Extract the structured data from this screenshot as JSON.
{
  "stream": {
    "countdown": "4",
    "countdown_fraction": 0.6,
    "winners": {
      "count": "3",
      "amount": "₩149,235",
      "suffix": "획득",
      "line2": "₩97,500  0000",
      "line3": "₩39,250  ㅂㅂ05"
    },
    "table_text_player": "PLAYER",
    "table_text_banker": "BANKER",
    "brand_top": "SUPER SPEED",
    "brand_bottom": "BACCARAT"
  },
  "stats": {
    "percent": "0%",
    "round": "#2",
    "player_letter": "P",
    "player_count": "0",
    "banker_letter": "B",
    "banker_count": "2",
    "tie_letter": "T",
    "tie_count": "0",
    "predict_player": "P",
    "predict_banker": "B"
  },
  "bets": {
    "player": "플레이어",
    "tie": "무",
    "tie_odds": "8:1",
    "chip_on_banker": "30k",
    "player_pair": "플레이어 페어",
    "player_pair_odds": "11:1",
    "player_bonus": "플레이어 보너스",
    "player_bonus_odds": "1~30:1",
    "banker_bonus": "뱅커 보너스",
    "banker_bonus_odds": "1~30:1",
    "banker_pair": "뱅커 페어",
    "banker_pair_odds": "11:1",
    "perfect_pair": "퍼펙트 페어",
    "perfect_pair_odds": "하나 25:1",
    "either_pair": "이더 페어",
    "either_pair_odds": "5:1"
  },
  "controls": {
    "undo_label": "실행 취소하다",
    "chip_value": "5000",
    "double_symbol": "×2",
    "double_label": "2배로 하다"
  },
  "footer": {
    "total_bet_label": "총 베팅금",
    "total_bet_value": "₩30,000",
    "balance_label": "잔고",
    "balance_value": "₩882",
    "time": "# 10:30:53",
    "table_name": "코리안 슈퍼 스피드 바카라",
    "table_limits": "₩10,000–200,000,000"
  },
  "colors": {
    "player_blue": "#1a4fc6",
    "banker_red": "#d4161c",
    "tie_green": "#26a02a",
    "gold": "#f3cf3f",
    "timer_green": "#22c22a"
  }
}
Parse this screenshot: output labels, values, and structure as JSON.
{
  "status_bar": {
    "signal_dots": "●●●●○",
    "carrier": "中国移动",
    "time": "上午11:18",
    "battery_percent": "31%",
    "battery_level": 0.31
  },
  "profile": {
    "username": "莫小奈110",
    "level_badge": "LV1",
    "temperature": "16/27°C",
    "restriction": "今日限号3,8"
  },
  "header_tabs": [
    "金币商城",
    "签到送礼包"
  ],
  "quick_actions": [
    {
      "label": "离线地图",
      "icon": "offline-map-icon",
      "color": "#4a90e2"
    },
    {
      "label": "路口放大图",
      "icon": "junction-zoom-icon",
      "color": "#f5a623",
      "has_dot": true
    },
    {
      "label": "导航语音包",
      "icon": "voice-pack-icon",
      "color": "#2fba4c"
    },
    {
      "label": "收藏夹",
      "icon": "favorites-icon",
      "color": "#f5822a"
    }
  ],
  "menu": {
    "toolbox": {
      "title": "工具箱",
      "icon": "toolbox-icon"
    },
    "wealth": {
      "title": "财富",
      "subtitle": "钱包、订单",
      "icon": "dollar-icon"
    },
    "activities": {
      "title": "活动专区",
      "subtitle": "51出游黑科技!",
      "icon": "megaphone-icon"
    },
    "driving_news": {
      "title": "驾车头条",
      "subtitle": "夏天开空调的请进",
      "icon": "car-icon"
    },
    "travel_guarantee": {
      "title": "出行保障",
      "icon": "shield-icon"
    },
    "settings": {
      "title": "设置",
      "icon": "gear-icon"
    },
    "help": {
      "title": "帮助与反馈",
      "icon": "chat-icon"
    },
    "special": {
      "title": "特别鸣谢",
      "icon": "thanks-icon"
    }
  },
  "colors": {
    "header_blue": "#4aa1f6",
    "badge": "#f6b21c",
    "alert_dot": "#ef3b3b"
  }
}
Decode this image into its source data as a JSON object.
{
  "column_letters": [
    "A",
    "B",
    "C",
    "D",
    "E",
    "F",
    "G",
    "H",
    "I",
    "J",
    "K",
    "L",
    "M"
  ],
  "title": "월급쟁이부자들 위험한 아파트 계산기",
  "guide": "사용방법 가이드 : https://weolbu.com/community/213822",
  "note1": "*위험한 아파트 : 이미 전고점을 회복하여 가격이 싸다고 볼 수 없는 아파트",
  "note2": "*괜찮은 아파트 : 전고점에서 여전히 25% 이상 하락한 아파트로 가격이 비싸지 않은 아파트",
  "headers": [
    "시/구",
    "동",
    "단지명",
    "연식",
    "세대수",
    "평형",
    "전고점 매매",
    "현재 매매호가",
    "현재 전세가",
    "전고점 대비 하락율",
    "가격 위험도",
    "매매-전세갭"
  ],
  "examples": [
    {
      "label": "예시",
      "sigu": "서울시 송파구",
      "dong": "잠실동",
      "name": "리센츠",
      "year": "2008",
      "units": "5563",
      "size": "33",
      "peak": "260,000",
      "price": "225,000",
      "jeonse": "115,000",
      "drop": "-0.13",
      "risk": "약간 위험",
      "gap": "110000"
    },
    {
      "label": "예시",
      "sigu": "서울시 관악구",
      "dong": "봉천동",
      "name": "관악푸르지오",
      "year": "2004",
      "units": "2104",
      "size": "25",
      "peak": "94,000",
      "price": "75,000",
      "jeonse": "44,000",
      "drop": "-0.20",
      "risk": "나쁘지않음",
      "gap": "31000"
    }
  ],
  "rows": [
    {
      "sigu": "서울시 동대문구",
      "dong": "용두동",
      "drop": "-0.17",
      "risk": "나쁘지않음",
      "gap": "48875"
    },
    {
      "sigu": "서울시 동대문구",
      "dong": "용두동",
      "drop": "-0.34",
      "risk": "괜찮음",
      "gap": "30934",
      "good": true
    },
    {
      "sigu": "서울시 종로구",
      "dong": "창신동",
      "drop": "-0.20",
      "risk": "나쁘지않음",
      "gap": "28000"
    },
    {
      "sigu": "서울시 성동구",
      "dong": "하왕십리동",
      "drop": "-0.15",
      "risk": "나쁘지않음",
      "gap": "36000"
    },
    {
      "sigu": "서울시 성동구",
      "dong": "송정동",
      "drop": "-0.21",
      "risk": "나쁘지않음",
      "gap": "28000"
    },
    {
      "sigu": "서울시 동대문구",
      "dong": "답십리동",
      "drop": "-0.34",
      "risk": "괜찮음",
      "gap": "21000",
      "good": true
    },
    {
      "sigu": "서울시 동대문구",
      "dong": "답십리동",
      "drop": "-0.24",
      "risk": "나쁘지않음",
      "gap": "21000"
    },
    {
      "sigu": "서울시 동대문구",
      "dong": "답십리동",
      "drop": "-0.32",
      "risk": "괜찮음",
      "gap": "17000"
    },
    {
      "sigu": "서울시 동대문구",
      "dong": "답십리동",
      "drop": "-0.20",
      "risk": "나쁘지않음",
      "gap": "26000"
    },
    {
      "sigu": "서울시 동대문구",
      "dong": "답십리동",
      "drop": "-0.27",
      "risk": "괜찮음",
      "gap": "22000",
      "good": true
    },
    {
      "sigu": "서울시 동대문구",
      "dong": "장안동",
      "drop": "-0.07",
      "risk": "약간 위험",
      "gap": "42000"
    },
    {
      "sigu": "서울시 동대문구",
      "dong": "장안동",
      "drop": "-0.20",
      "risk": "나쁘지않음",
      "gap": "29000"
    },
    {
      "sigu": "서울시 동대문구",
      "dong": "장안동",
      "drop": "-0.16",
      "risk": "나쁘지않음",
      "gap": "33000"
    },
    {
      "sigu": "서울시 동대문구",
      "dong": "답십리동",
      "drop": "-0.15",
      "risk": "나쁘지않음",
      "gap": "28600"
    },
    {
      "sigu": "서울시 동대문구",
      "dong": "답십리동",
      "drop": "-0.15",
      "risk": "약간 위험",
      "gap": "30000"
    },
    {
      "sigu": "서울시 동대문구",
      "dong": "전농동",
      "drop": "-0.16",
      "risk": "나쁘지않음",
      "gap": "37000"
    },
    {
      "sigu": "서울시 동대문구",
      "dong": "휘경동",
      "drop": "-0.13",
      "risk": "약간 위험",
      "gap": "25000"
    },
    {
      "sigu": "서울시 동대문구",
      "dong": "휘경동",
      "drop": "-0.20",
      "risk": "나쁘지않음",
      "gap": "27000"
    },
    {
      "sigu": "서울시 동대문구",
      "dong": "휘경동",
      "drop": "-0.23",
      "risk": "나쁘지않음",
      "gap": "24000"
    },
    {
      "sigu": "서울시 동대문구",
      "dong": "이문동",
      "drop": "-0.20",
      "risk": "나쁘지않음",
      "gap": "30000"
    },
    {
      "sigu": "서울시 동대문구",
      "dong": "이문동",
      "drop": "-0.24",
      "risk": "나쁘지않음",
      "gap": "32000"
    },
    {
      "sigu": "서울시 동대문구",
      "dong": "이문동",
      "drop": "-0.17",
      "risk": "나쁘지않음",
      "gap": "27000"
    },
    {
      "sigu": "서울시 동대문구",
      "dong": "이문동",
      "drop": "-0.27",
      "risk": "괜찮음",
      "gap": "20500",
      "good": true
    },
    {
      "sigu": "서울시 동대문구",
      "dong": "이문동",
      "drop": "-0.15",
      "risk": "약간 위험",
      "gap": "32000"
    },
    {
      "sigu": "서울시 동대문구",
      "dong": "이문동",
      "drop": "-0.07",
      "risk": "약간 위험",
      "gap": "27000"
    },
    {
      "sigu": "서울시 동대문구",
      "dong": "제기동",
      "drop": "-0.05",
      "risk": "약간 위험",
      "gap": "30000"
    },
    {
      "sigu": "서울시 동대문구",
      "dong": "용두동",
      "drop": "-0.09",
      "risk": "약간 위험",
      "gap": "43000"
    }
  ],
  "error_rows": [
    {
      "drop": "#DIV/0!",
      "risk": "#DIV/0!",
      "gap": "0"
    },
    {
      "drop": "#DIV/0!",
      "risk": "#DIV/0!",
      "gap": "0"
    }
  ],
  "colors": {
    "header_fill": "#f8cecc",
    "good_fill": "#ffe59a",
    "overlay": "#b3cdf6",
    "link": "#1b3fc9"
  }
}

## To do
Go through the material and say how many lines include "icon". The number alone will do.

## Solution below
12